Search the material below for the string "JSON" and list each line that holds it.
[[ RECORDS SUPPLIED open ]]
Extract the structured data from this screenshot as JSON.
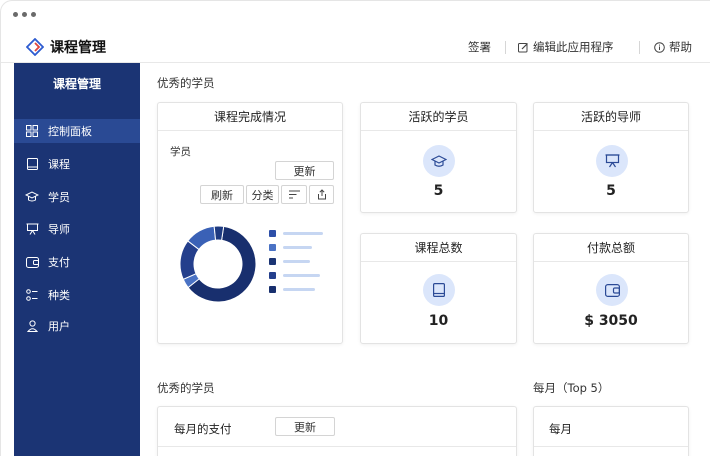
{
  "app": {
    "title": "课程管理"
  },
  "topbar": {
    "sign": "签署",
    "edit": "编辑此应用程序",
    "help": "帮助"
  },
  "sidebar": {
    "title": "课程管理",
    "items": [
      {
        "label": "控制面板",
        "icon": "dashboard-icon",
        "active": true
      },
      {
        "label": "课程",
        "icon": "book-icon"
      },
      {
        "label": "学员",
        "icon": "graduation-cap-icon"
      },
      {
        "label": "导师",
        "icon": "presentation-board-icon"
      },
      {
        "label": "支付",
        "icon": "wallet-icon"
      },
      {
        "label": "种类",
        "icon": "category-icon"
      },
      {
        "label": "用户",
        "icon": "user-icon"
      }
    ]
  },
  "sections": {
    "top_students": "优秀的学员",
    "top_students_2": "优秀的学员",
    "monthly_top5": "每月（Top 5）"
  },
  "completion_card": {
    "title": "课程完成情况",
    "subtitle": "学员",
    "update": "更新",
    "refresh": "刷新",
    "category": "分类",
    "donut": [
      {
        "value": 0.62,
        "color": "#182f6e"
      },
      {
        "value": 0.04,
        "color": "#4a72c4"
      },
      {
        "value": 0.17,
        "color": "#243f8c"
      },
      {
        "value": 0.13,
        "color": "#3a61b6"
      },
      {
        "value": 0.04,
        "color": "#1e3a80"
      }
    ],
    "legend_colors": [
      "#2d4fa8",
      "#4a72c4",
      "#1b3474",
      "#243f8c",
      "#182f6e"
    ]
  },
  "stats": {
    "active_students": {
      "title": "活跃的学员",
      "value": "5",
      "icon": "graduation-cap-icon"
    },
    "active_tutors": {
      "title": "活跃的导师",
      "value": "5",
      "icon": "presentation-board-icon"
    },
    "total_courses": {
      "title": "课程总数",
      "value": "10",
      "icon": "book-icon"
    },
    "total_payments": {
      "title": "付款总额",
      "value": "$ 3050",
      "icon": "wallet-icon"
    }
  },
  "monthly_payment": {
    "label": "每月的支付",
    "update": "更新"
  },
  "monthly": {
    "label": "每月"
  },
  "colors": {
    "sidebar": "#1b3474",
    "accent": "#2a4a94",
    "icon_bg": "#dbe6fb"
  }
}
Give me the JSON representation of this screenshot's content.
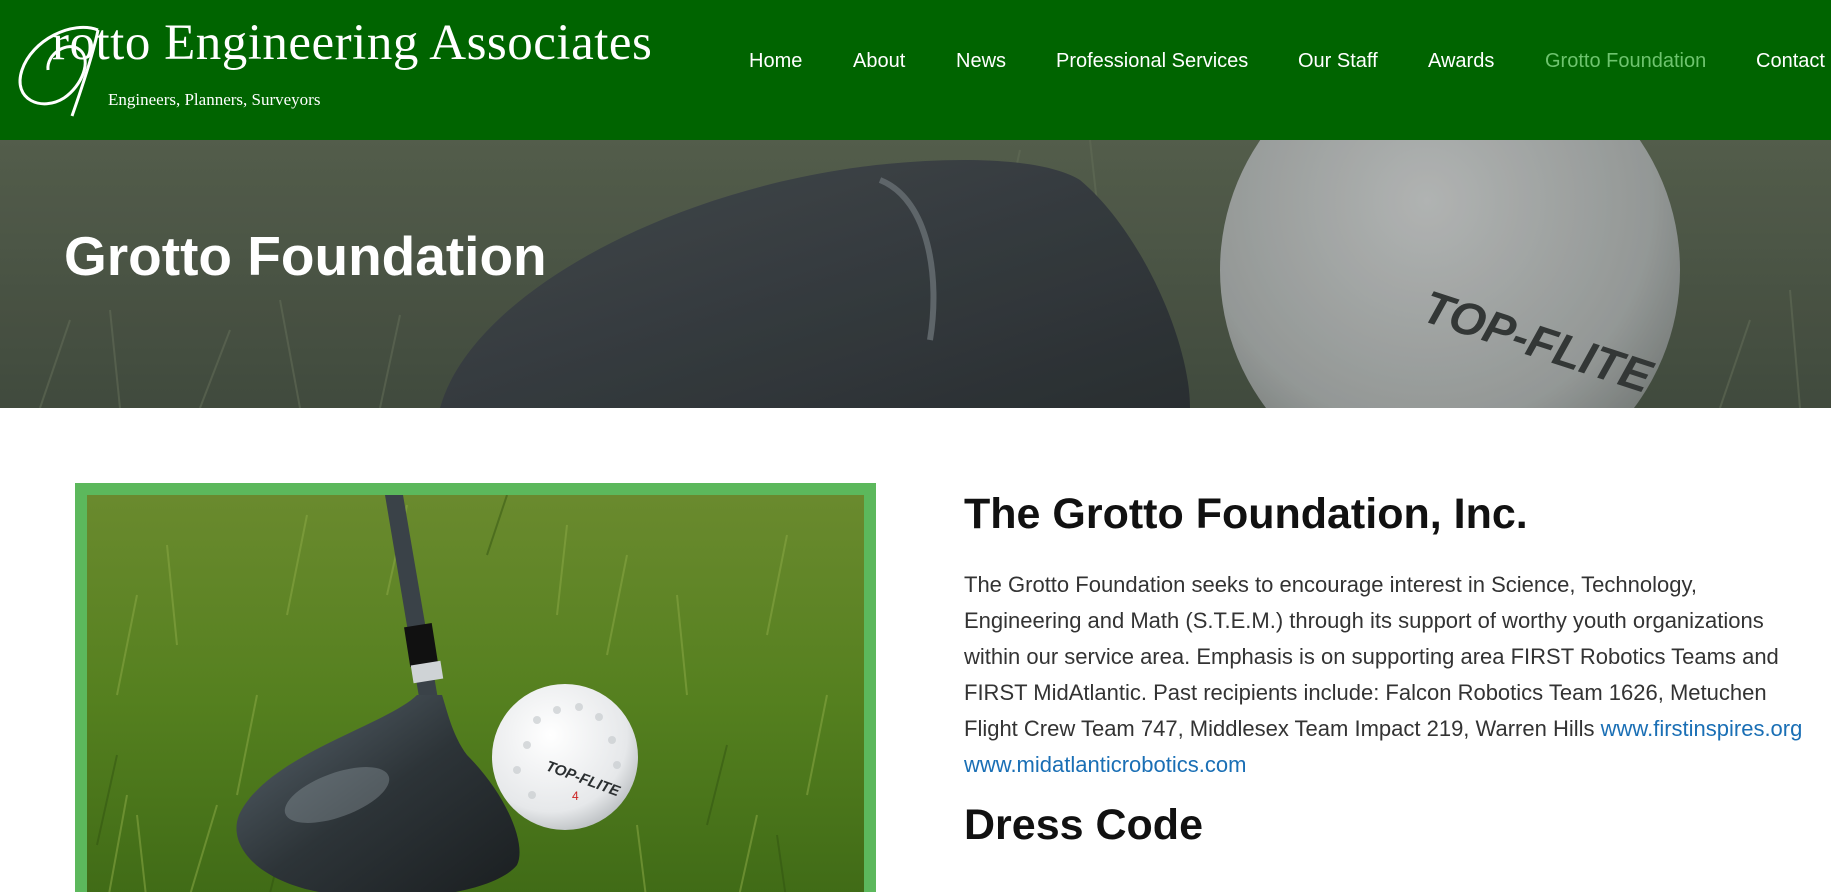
{
  "brand": {
    "name": "Grotto Engineering Associates",
    "name_rest": "rotto Engineering Associates",
    "tagline": "Engineers, Planners, Surveyors",
    "header_color": "#006400"
  },
  "nav": {
    "items": [
      {
        "label": "Home"
      },
      {
        "label": "About"
      },
      {
        "label": "News"
      },
      {
        "label": "Professional Services"
      },
      {
        "label": "Our Staff"
      },
      {
        "label": "Awards"
      },
      {
        "label": "Grotto Foundation",
        "active": true
      },
      {
        "label": "Contact"
      }
    ],
    "active_color": "#6ec46e"
  },
  "hero": {
    "title": "Grotto Foundation"
  },
  "content": {
    "heading": "The Grotto Foundation, Inc.",
    "paragraph": "The Grotto Foundation seeks to encourage interest in Science, Technology, Engineering and Math (S.T.E.M.) through its support of worthy youth organizations within our service area. Emphasis is on supporting area FIRST Robotics Teams and FIRST MidAtlantic. Past recipients include: Falcon Robotics Team 1626, Metuchen Flight Crew Team 747, Middlesex Team Impact 219, Warren Hills",
    "link1": "www.firstinspires.org",
    "link2": "www.midatlanticrobotics.com",
    "subheading": "Dress Code",
    "link_color": "#1a6fb5",
    "frame_color": "#5cb85c"
  },
  "images": {
    "hero_image": "golf-club-and-ball-photo",
    "content_image": "golf-club-and-ball-photo",
    "ball_brand": "TOP-FLITE",
    "ball_number": "4"
  }
}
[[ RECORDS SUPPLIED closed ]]
**WRITTEN SOLUTION**
Extract the structured data from this screenshot as JSON.
Give me the JSON representation of this screenshot's content.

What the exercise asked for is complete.